Task requirements → Your job is to restate each entry word for word.

Dataset excerpts:
⁂
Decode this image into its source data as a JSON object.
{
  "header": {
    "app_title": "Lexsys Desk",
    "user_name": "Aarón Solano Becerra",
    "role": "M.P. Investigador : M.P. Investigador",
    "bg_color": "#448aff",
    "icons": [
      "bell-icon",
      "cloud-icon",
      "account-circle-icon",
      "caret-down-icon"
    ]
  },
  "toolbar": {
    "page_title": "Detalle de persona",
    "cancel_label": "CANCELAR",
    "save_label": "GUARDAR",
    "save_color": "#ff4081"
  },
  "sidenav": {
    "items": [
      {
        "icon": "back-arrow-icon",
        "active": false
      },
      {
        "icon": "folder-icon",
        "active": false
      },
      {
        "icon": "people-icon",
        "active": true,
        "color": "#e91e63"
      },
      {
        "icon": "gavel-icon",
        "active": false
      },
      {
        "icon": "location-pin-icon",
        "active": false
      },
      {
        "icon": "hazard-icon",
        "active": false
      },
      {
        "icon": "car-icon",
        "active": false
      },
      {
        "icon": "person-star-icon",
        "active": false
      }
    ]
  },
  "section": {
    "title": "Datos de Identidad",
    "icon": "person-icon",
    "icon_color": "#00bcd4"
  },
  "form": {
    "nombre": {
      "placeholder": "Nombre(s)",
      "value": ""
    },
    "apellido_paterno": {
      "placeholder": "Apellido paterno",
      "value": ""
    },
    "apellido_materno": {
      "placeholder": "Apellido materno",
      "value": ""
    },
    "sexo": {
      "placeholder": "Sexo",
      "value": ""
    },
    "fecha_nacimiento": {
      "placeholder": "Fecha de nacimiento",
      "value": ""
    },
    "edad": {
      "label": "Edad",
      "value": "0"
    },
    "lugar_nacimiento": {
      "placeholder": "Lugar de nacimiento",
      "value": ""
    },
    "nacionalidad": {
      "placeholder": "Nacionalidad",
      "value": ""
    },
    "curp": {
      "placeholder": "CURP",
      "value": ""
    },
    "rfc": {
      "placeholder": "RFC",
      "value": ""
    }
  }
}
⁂
Written response →
Decode this image into its source data as a JSON object.
{
  "header": {
    "app_title": "Lexsys Desk",
    "user_name": "Aarón Solano Becerra",
    "role": "M.P. Investigador : M.P. Investigador",
    "bg_color": "#448aff",
    "icons": [
      "bell-icon",
      "cloud-icon",
      "account-circle-icon",
      "caret-down-icon"
    ]
  },
  "toolbar": {
    "page_title": "Detalle de persona",
    "cancel_label": "CANCELAR",
    "save_label": "GUARDAR",
    "save_color": "#ff4081"
  },
  "sidenav": {
    "items": [
      {
        "icon": "back-arrow-icon",
        "active": false
      },
      {
        "icon": "folder-icon",
        "active": false
      },
      {
        "icon": "people-icon",
        "active": true,
        "color": "#e91e63"
      },
      {
        "icon": "gavel-icon",
        "active": false
      },
      {
        "icon": "location-pin-icon",
        "active": false
      },
      {
        "icon": "hazard-icon",
        "active": false
      },
      {
        "icon": "car-icon",
        "active": false
      },
      {
        "icon": "person-star-icon",
        "active": false
      }
    ]
  },
  "section": {
    "title": "Datos de Identidad",
    "icon": "person-icon",
    "icon_color": "#00bcd4"
  },
  "form": {
    "nombre": {
      "placeholder": "Nombre(s)",
      "value": ""
    },
    "apellido_paterno": {
      "placeholder": "Apellido paterno",
      "value": ""
    },
    "apellido_materno": {
      "placeholder": "Apellido materno",
      "value": ""
    },
    "sexo": {
      "placeholder": "Sexo",
      "value": ""
    },
    "fecha_nacimiento": {
      "placeholder": "Fecha de nacimiento",
      "value": ""
    },
    "edad": {
      "label": "Edad",
      "value": "0"
    },
    "lugar_nacimiento": {
      "placeholder": "Lugar de nacimiento",
      "value": ""
    },
    "nacionalidad": {
      "placeholder": "Nacionalidad",
      "value": ""
    },
    "curp": {
      "placeholder": "CURP",
      "value": ""
    },
    "rfc": {
      "placeholder": "RFC",
      "value": ""
    }
  }
}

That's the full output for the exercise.